Saved data entries
"""

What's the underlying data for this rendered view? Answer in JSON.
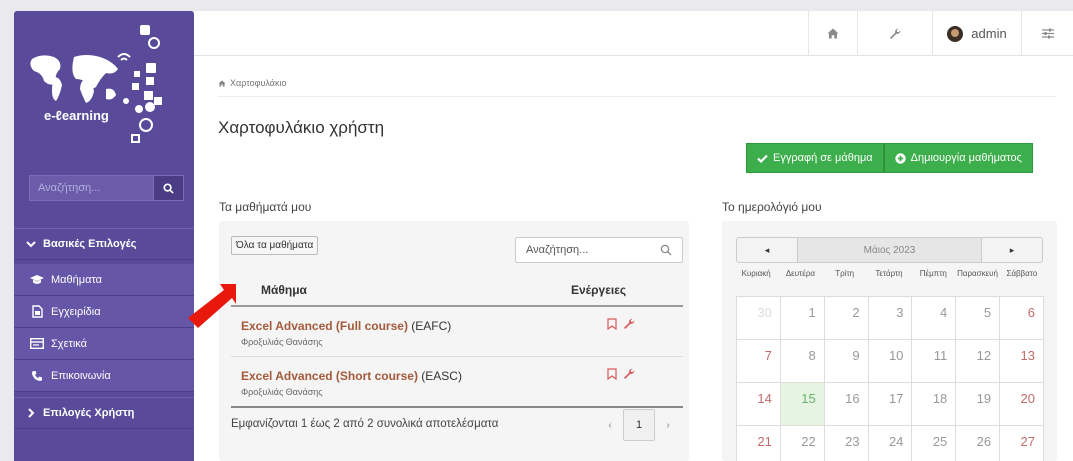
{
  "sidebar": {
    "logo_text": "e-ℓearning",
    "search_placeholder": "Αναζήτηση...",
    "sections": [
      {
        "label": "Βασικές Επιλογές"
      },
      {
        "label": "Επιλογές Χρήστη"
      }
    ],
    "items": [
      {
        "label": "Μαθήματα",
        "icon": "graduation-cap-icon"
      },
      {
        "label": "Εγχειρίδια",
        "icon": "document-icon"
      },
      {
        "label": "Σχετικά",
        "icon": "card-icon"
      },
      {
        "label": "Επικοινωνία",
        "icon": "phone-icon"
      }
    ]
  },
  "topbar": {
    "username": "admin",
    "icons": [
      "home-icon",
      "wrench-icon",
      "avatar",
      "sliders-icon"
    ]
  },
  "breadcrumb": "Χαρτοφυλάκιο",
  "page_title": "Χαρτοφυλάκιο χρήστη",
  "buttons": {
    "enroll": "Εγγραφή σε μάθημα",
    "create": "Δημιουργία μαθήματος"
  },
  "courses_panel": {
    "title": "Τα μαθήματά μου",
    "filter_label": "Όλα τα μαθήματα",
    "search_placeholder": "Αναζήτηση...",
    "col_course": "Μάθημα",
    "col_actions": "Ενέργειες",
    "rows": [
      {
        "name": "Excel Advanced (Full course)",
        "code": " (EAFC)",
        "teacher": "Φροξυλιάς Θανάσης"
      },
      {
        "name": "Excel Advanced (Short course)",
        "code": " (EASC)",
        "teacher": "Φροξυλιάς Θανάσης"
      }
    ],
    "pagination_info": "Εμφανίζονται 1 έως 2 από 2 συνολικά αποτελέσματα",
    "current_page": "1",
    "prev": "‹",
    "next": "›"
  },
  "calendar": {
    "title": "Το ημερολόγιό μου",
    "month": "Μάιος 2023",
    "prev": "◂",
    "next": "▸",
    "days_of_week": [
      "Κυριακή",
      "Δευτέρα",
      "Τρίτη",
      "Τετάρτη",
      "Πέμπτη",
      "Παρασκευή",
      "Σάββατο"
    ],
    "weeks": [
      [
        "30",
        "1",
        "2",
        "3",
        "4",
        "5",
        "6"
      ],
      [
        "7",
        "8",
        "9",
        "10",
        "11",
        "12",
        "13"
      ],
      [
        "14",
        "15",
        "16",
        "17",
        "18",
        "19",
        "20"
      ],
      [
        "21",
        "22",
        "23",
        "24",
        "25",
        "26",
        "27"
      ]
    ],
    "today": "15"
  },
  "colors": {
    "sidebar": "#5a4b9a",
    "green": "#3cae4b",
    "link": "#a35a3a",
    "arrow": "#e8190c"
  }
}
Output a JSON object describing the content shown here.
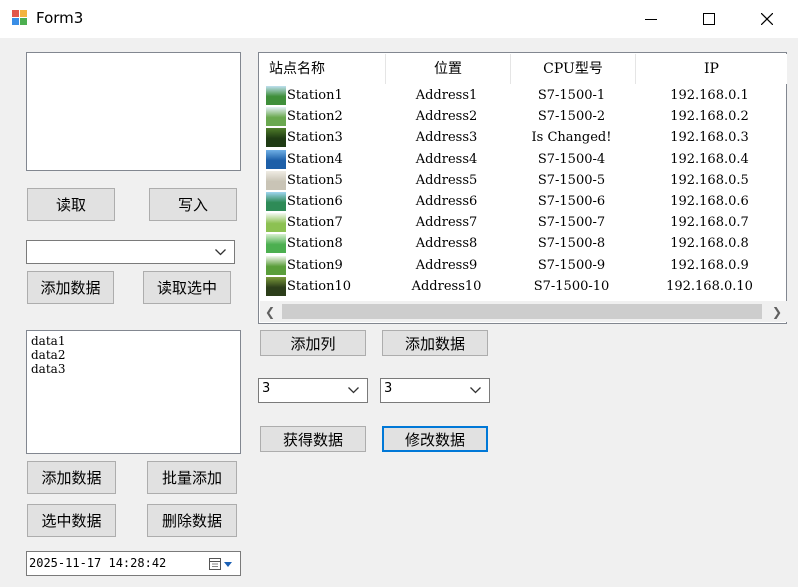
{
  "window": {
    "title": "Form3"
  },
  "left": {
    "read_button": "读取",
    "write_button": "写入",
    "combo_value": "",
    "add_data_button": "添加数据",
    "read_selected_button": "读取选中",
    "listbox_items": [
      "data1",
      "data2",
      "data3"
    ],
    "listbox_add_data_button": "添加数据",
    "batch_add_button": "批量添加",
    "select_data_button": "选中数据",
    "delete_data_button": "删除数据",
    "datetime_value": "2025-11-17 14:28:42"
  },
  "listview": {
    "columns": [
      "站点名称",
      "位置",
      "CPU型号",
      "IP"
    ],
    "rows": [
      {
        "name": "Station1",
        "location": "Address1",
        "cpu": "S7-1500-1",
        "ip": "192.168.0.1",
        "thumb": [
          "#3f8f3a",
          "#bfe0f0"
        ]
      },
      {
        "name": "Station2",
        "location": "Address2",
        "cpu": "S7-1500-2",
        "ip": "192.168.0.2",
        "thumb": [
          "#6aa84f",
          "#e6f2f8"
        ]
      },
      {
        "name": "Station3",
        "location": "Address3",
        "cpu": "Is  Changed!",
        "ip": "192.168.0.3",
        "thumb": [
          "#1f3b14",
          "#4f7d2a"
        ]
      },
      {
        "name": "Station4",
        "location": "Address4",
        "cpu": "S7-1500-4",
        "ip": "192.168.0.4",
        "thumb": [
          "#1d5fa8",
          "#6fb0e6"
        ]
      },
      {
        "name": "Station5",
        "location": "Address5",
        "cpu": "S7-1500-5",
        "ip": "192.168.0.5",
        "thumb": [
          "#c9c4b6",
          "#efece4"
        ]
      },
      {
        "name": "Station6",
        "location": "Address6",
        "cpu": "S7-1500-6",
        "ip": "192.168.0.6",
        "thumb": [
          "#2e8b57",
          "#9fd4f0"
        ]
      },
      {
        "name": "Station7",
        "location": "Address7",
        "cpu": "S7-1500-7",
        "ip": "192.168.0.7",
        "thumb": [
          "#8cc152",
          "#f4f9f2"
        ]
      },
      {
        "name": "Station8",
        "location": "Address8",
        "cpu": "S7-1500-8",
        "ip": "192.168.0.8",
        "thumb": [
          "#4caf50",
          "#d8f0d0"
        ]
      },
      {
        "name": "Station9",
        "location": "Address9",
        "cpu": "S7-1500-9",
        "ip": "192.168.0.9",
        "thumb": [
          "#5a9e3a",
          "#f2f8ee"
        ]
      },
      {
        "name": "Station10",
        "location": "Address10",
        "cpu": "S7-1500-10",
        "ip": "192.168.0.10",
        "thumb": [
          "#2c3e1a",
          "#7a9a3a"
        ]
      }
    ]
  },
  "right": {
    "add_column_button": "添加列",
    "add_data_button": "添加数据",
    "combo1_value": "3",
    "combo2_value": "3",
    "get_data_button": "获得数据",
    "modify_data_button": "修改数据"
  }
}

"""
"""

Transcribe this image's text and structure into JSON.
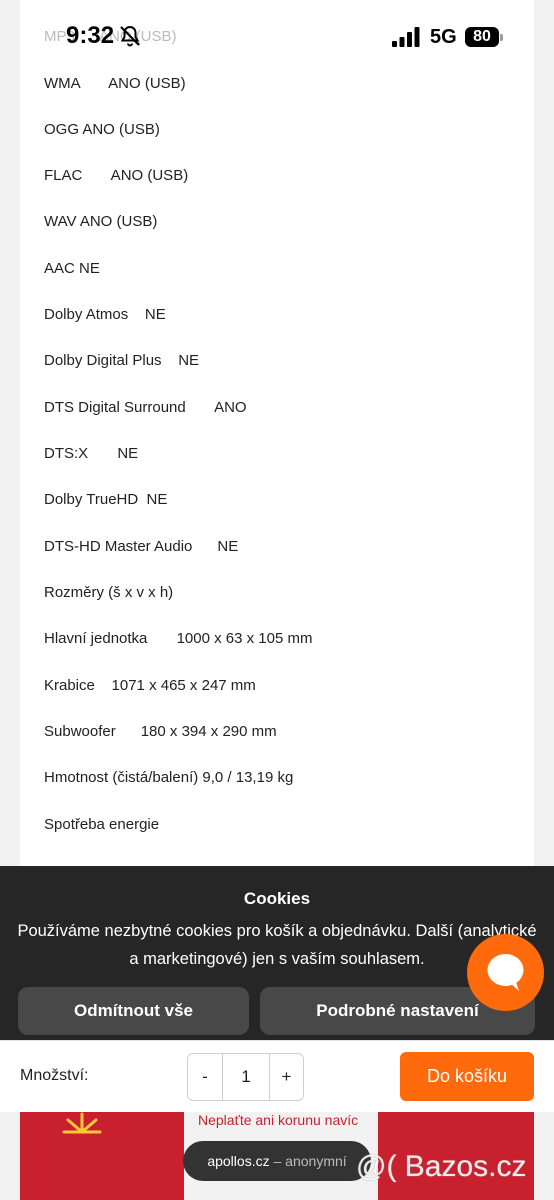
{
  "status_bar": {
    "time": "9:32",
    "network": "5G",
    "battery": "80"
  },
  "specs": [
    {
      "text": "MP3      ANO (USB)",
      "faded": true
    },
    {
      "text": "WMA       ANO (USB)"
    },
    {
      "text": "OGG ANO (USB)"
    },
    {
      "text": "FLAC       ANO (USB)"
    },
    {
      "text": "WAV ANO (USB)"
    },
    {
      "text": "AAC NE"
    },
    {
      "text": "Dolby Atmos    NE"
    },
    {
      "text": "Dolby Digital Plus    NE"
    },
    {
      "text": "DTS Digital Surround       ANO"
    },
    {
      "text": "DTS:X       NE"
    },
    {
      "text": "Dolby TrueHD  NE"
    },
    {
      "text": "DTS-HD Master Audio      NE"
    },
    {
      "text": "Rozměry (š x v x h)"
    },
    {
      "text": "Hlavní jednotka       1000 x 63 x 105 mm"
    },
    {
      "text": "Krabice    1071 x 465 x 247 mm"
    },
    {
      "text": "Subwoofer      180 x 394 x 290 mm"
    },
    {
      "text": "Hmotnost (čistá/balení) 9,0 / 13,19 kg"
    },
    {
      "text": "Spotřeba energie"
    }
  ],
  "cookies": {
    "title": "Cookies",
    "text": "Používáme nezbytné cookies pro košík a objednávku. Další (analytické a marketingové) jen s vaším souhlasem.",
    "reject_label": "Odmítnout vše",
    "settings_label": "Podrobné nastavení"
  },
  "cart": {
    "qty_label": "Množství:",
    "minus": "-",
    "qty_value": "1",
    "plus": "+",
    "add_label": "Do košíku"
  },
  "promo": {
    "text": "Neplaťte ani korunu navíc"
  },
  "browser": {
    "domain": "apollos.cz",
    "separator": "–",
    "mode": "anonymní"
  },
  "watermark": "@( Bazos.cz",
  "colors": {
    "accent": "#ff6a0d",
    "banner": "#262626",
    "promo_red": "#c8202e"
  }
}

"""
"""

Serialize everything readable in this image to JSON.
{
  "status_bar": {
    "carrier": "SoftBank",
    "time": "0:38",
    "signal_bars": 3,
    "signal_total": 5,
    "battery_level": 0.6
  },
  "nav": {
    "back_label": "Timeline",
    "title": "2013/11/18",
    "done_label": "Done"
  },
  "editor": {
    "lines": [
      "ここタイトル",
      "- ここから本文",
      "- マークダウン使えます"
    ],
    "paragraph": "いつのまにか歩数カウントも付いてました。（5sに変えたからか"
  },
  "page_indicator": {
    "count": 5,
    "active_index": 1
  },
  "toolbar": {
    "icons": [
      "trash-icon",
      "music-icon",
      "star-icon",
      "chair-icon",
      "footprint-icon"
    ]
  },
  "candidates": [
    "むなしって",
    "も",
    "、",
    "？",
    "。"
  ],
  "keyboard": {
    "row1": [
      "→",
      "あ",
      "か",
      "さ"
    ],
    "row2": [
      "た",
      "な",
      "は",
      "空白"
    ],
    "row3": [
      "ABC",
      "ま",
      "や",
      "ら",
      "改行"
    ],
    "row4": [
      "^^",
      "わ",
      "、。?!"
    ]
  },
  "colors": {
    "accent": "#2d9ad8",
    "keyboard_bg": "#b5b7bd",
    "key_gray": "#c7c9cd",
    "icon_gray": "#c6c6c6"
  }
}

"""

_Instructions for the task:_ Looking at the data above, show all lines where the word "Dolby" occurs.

_Answer for the task:_
      "text": "Dolby Atmos    NE"
      "text": "Dolby Digital Plus    NE"
      "text": "Dolby TrueHD  NE"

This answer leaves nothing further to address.